ENTRIES PROVIDED
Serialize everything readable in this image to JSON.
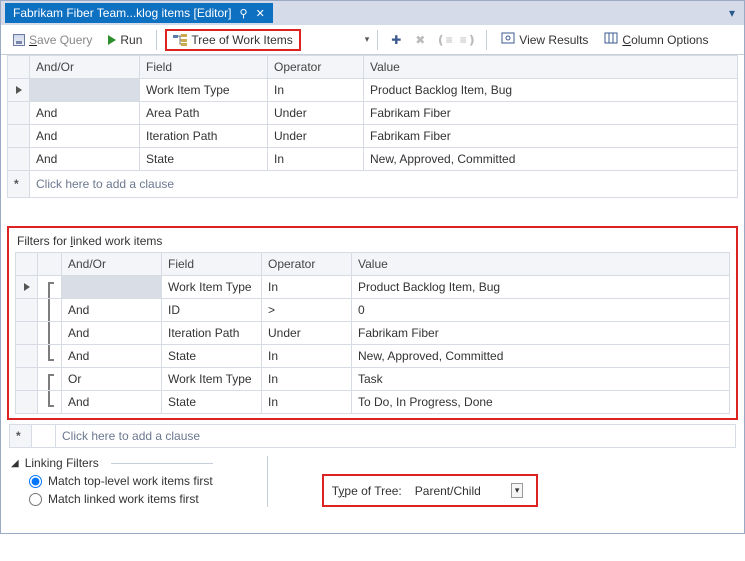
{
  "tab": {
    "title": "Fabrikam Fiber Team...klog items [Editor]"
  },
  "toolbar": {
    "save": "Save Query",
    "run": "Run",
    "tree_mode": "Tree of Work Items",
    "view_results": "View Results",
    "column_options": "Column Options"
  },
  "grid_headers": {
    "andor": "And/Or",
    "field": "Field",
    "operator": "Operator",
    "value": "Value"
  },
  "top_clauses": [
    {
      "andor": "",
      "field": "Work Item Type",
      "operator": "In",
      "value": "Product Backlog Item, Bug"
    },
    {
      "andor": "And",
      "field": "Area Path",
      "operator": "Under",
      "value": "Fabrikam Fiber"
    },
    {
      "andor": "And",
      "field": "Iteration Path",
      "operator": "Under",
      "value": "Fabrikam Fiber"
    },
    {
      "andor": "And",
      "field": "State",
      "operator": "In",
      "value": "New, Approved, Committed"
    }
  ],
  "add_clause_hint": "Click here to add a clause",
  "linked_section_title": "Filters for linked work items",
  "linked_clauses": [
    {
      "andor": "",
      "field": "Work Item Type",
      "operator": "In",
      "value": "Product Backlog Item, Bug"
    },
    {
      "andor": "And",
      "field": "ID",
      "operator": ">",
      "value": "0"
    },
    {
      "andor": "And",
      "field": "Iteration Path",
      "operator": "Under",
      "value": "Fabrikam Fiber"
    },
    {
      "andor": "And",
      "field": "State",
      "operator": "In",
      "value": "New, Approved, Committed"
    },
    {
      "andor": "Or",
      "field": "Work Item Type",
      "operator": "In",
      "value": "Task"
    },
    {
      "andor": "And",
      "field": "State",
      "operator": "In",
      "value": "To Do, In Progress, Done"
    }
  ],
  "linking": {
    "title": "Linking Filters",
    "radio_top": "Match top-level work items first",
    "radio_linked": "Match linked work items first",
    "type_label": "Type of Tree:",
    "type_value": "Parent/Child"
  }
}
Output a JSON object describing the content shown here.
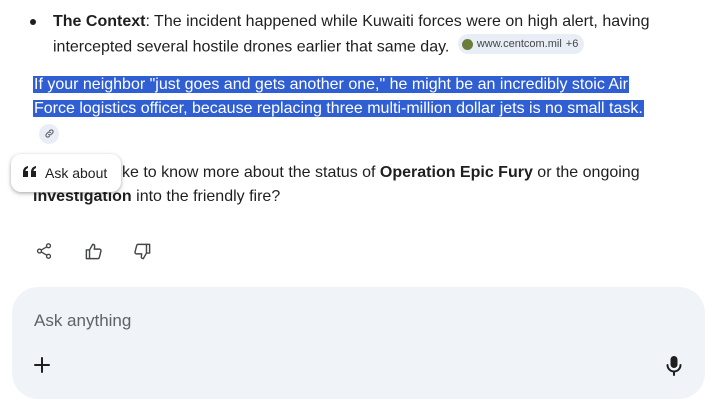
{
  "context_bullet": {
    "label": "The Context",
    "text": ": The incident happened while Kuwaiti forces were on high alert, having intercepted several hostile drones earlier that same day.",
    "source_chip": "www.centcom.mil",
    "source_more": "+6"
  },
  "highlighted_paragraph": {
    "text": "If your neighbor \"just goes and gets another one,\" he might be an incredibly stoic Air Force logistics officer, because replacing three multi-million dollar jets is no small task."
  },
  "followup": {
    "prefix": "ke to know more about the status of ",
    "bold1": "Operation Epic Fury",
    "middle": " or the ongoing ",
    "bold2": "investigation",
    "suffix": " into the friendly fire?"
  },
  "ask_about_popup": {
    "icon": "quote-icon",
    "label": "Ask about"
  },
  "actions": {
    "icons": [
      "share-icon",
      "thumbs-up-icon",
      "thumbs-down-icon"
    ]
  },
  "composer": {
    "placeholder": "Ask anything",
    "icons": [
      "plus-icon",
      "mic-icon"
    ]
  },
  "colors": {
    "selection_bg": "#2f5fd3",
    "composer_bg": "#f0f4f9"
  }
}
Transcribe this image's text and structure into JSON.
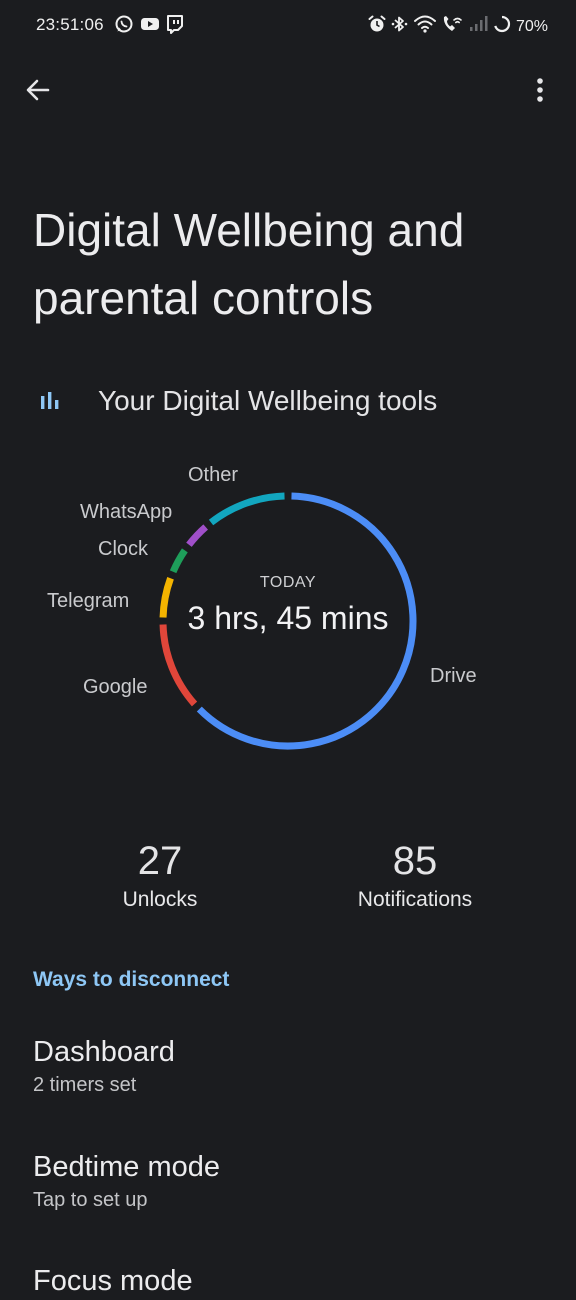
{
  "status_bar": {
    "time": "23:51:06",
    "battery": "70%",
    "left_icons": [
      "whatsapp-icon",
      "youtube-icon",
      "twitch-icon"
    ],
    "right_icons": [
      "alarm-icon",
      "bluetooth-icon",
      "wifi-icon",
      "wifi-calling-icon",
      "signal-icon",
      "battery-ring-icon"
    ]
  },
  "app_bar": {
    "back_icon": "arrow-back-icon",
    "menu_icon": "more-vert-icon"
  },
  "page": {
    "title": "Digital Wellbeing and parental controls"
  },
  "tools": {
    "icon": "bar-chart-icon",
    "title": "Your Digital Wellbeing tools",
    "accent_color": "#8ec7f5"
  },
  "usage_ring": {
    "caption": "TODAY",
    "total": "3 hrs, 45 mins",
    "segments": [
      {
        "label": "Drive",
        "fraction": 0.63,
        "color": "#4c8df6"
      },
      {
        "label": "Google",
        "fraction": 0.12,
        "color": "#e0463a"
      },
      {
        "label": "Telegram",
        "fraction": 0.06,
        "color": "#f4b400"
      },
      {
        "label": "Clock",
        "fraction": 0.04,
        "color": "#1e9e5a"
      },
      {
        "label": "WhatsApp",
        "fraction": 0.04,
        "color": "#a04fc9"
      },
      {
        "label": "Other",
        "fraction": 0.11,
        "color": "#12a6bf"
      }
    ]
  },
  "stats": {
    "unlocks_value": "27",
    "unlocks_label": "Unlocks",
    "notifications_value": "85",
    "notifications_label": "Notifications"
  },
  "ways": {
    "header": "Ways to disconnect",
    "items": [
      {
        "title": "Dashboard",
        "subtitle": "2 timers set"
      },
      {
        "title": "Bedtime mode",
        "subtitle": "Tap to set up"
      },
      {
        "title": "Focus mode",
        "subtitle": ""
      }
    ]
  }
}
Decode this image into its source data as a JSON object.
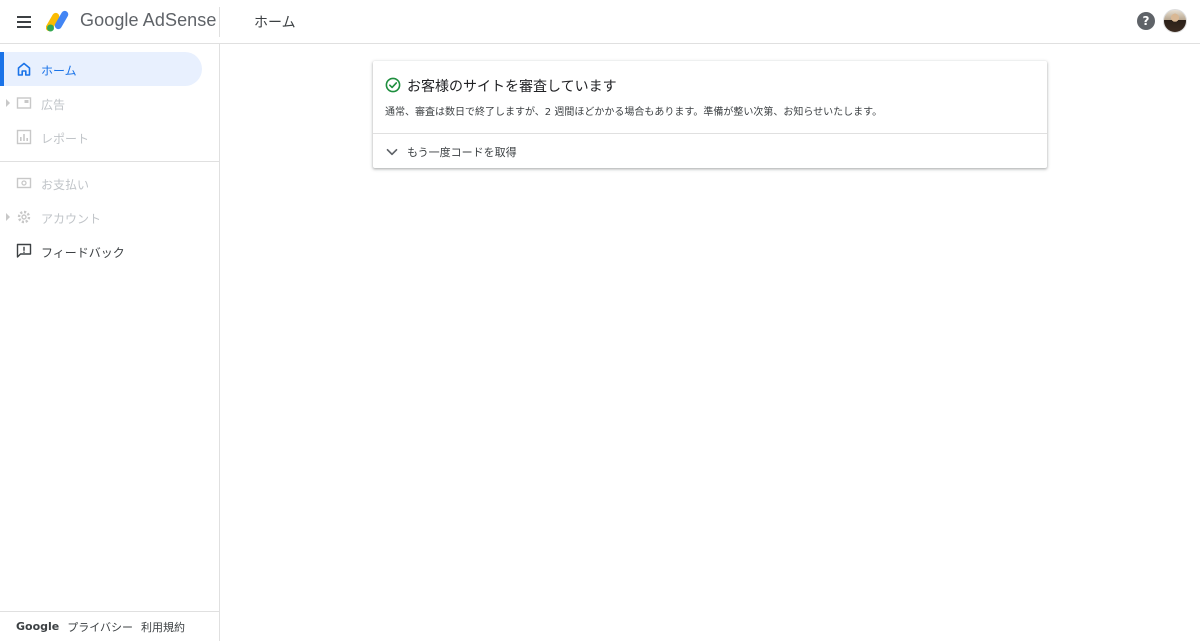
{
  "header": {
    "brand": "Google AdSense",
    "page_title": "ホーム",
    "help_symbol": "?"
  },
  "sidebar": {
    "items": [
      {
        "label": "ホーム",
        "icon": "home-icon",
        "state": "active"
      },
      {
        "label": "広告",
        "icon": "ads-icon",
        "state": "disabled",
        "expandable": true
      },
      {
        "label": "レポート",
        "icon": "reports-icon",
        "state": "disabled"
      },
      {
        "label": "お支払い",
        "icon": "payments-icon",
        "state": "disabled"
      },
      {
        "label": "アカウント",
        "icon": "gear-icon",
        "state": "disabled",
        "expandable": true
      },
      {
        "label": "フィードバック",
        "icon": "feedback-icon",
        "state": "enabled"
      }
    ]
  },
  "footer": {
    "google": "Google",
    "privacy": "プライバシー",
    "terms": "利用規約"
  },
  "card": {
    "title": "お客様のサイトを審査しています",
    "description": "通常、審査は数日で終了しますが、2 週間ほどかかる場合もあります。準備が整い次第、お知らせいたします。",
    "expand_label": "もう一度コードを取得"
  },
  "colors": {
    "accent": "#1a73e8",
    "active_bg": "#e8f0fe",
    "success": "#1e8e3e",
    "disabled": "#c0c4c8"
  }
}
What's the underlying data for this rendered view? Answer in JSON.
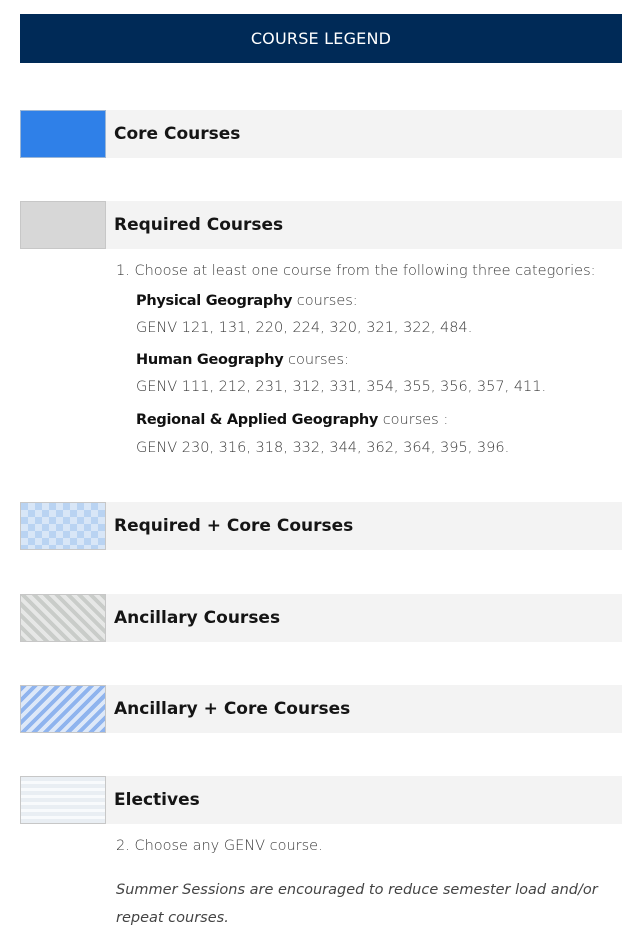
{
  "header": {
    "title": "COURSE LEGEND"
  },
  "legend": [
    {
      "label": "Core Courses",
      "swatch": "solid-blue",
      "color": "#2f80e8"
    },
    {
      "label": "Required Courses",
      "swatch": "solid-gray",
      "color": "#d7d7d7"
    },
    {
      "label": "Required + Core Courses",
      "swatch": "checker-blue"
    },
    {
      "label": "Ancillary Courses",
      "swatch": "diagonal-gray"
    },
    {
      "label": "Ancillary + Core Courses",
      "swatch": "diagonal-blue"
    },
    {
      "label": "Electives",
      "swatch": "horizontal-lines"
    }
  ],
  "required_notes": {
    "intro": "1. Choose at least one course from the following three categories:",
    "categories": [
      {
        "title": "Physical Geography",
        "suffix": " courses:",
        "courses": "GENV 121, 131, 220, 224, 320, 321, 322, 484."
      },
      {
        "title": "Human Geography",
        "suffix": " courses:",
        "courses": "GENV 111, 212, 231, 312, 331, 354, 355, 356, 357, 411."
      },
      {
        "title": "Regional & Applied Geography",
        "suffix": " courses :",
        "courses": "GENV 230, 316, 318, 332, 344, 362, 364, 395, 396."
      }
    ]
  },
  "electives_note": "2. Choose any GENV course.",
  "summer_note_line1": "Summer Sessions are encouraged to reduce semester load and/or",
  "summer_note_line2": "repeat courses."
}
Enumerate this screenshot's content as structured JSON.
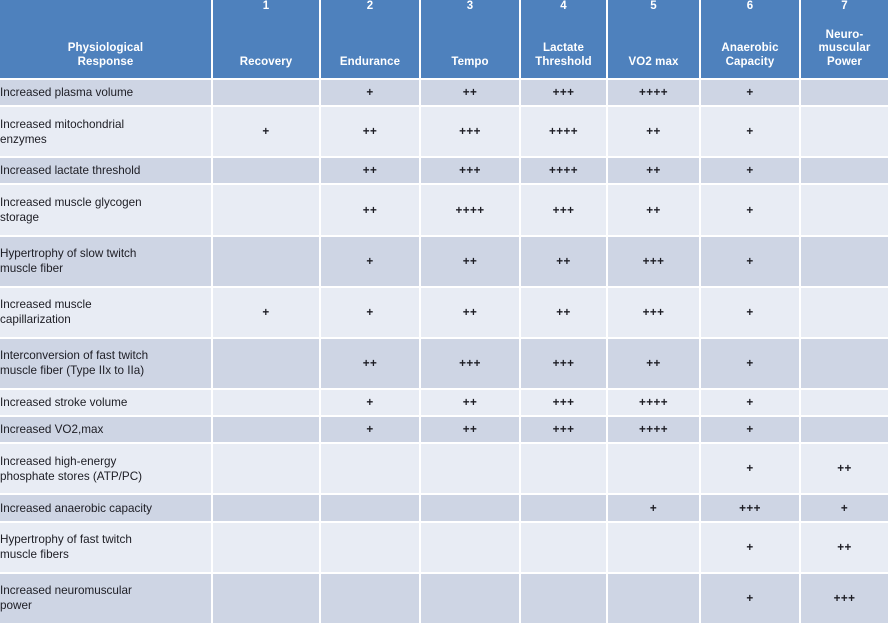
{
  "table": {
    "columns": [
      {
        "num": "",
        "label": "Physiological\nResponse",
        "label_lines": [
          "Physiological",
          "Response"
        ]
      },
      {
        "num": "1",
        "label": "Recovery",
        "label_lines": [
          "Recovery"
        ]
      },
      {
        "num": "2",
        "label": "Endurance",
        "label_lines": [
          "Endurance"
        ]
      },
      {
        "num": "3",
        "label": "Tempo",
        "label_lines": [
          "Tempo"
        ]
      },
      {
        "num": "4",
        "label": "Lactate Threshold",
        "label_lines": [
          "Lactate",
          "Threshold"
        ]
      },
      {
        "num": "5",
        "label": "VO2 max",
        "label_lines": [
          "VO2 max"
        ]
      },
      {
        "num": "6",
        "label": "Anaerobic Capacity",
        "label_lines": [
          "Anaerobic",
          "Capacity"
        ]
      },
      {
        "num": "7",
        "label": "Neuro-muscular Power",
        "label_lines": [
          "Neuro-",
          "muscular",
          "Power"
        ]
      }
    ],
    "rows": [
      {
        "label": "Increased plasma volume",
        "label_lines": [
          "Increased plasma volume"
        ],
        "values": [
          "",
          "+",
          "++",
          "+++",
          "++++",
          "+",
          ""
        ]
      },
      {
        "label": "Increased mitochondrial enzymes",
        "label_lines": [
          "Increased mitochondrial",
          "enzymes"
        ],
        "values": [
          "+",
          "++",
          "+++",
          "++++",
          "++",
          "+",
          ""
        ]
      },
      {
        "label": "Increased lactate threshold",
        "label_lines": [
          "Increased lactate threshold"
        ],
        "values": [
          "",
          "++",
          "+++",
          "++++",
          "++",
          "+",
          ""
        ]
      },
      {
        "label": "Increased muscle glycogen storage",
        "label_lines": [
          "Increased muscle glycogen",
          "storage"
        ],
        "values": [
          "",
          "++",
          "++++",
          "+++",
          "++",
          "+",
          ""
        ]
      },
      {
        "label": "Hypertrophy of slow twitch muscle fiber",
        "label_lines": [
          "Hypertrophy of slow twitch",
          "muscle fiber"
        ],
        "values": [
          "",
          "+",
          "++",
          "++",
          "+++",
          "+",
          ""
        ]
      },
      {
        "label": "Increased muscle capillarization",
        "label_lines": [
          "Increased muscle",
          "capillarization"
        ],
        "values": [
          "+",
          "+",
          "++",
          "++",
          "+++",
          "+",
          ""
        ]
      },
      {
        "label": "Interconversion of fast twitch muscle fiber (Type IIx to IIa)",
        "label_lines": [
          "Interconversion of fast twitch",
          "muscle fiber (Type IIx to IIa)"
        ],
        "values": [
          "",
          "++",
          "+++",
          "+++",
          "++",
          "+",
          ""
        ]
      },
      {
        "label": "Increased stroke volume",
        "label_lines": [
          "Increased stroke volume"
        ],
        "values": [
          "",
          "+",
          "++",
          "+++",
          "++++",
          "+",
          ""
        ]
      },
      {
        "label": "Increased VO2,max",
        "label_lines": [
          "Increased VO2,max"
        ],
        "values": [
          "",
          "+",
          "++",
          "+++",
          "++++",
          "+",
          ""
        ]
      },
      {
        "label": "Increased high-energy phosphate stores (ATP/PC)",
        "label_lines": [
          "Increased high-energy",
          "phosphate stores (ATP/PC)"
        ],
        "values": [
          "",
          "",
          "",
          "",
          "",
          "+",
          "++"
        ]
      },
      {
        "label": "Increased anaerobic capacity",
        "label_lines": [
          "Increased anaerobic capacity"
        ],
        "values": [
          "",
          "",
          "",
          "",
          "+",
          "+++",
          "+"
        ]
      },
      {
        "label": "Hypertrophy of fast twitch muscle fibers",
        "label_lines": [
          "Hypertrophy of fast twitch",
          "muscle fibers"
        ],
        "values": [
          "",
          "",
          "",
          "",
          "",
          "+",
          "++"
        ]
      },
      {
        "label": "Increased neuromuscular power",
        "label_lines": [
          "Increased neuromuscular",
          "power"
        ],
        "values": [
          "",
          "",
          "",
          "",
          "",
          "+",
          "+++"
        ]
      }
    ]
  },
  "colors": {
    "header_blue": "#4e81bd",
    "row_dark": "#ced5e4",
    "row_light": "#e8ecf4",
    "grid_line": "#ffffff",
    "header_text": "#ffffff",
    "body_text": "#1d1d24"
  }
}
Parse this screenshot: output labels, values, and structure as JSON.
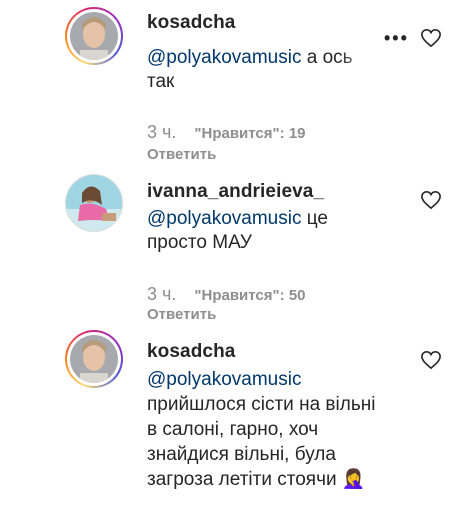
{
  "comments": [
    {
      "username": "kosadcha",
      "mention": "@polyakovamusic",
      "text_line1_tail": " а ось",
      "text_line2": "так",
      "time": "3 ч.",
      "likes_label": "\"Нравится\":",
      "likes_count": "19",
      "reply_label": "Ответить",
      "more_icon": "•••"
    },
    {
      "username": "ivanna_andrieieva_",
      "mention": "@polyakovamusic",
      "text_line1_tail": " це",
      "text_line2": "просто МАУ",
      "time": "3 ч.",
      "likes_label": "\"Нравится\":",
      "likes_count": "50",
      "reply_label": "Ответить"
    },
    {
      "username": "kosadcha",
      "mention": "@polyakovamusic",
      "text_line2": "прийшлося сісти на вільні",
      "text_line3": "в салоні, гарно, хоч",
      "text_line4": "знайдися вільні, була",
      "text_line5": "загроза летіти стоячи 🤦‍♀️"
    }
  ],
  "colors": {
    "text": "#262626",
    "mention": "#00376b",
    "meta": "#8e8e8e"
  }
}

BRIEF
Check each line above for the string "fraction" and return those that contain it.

RESPONSE AREA
        "fraction": 0.63,
        "fraction": 0.12,
        "fraction": 0.06,
        "fraction": 0.04,
        "fraction": 0.04,
        "fraction": 0.11,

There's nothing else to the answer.